In those days the Parramatta River ferry service made on-demand calls at the wharf on the northern side. Several well-maintained paths allowed traffic for the shipyard to reach the area.
While certain aspects of life on Goat Island may have been idyllic there were less ideal aspects. Medical help, particularly during pregnancies, required either phone calls to the city and a launch trip to meet an ambulance or a prior arrangement for doctors to come to the island using the Board’s launches. Shopping was difficult and travel was always by public transport. Several of the parents of the last island families had to learn to drive after they were ordered to leave the homes they had grown up in.
After WWII, Sydney Ferries Ltd reduced its Lane Cove and Parramatta River services, and the island took over its own traffic system.

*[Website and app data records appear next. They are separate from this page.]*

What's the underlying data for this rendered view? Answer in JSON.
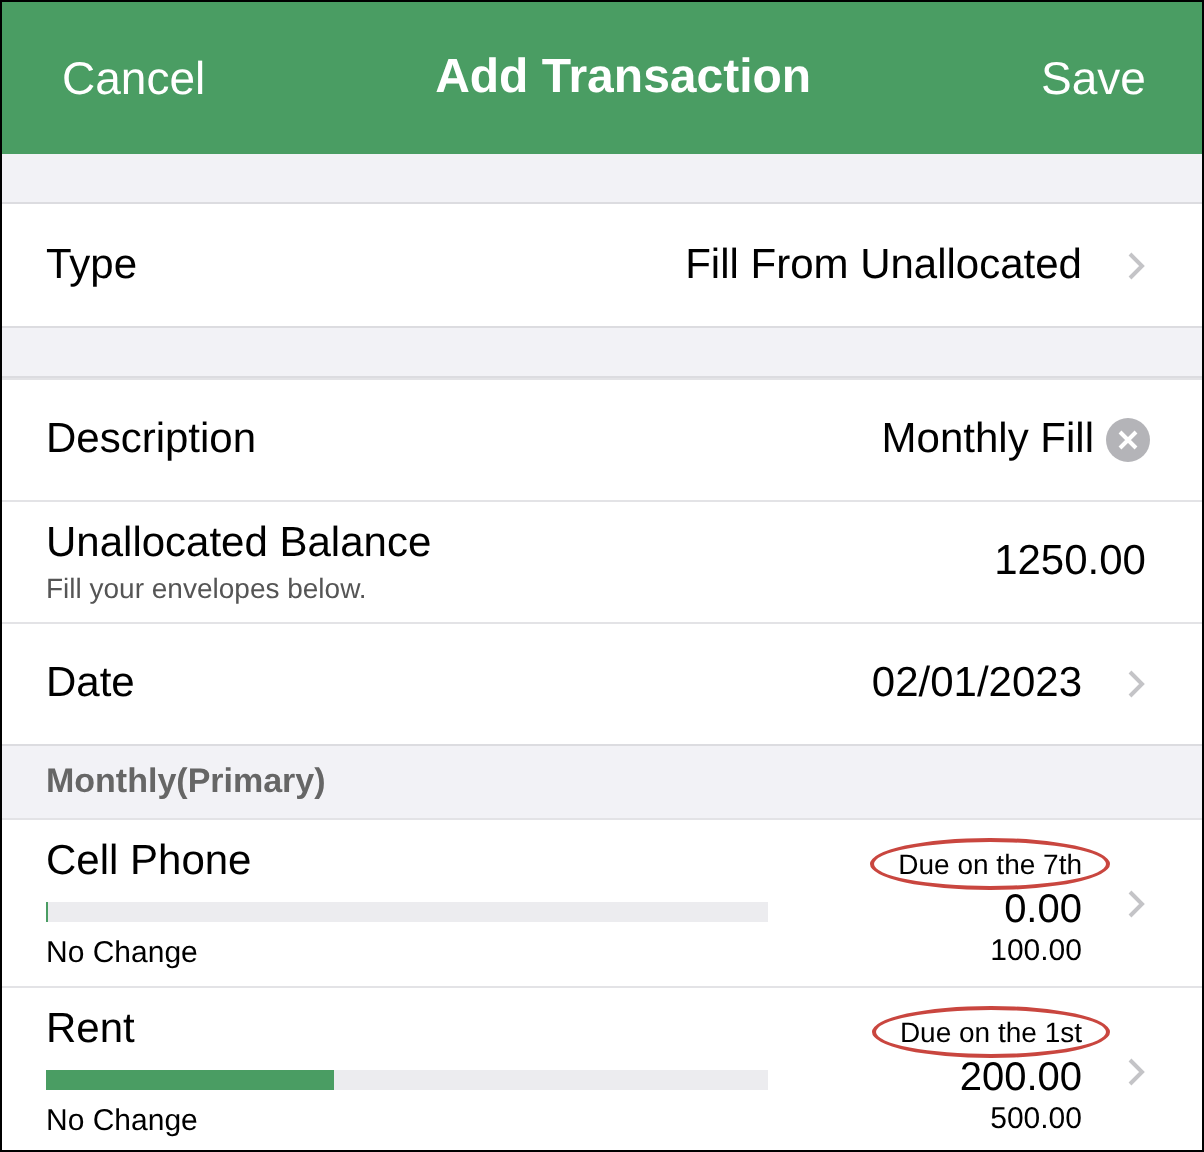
{
  "nav": {
    "cancel": "Cancel",
    "title": "Add Transaction",
    "save": "Save"
  },
  "type_row": {
    "label": "Type",
    "value": "Fill From Unallocated"
  },
  "fields": [
    {
      "kind": "clearable",
      "label": "Description",
      "value": "Monthly Fill"
    },
    {
      "kind": "balance",
      "label": "Unallocated Balance",
      "hint": "Fill your envelopes below.",
      "value": "1250.00"
    },
    {
      "kind": "chevron",
      "label": "Date",
      "value": "02/01/2023"
    }
  ],
  "section": "Monthly(Primary)",
  "envelopes": [
    {
      "name": "Cell Phone",
      "due": "Due on the 7th",
      "amount": "0.00",
      "budget": "100.00",
      "status": "No Change",
      "level": 0
    },
    {
      "name": "Rent",
      "due": "Due on the 1st",
      "amount": "200.00",
      "budget": "500.00",
      "status": "No Change",
      "level": 0.4
    }
  ]
}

The 36ft ‘G’ launches which were built on the island from about 1947 onwards, were used for many general duties including as light tugs.
For about 18 hours a day, one of these launches was used on what became known as the ‘Sputnik’ run. The Soviet Union’s world-first earth satellite was known as Sputnik and it went around and around the globe. The Sputnik launch went around and around Goat Island.
The route was from Dredge Steps beneath the Old Police office on the eastern end, to Ferry Steps on the eastern side, then, anti-clockwise, to the shipyard steps and from there to Darling St ferry wharf Balmain (if required). Next stop was Central Steps at Millers Point (near the present marine base of Sydney Port Authority).
From there the run was into Sydney Cove to the Commissioners’ Steps which were (and are) roughly level with the ferry wharves on the western side of the cove. This was an easy walk to the MSB HQ now the Museum of Contemporary Art.
Some of Sydney’s more knowing citizens were aware of the Sputnik route. It was not unusual for office workers to step on board, looking very casual to enjoy their ‘sangers’ during the roughly 40 minute trip. There was always a constant stream of people going to some part of the island on duty or on business and the coxswain of the launch was never instructed to check the bonafides of the 25-odd people that might be aboard.
* Several NSW departments required staff living in cheap harbourside accommodation to leave.
One such was the NPWS staff member, living in an old and ramshackle cottage on Steel Point in Nielsen Park. He and his family certainly had ‘million dollar’ views westward towards the Harbour Bridge. But, out of working hours he patrolled the park in his own time, without pay, and provided constant supervision.
When his employer priced him out of his ‘perk’ he moved back to his own home in Granville and attended work by public transport from then on. His employer soon found it necessary to pay for private security patrols overnight and weekends at a cost much greater than the amount of rent foregone. Odd that!
In Part 2, I’ll discuss the end of the island as an integral part of a busy port and query the value and effect of the last 20 years of occupation by the NSW National Parks and Wildlife.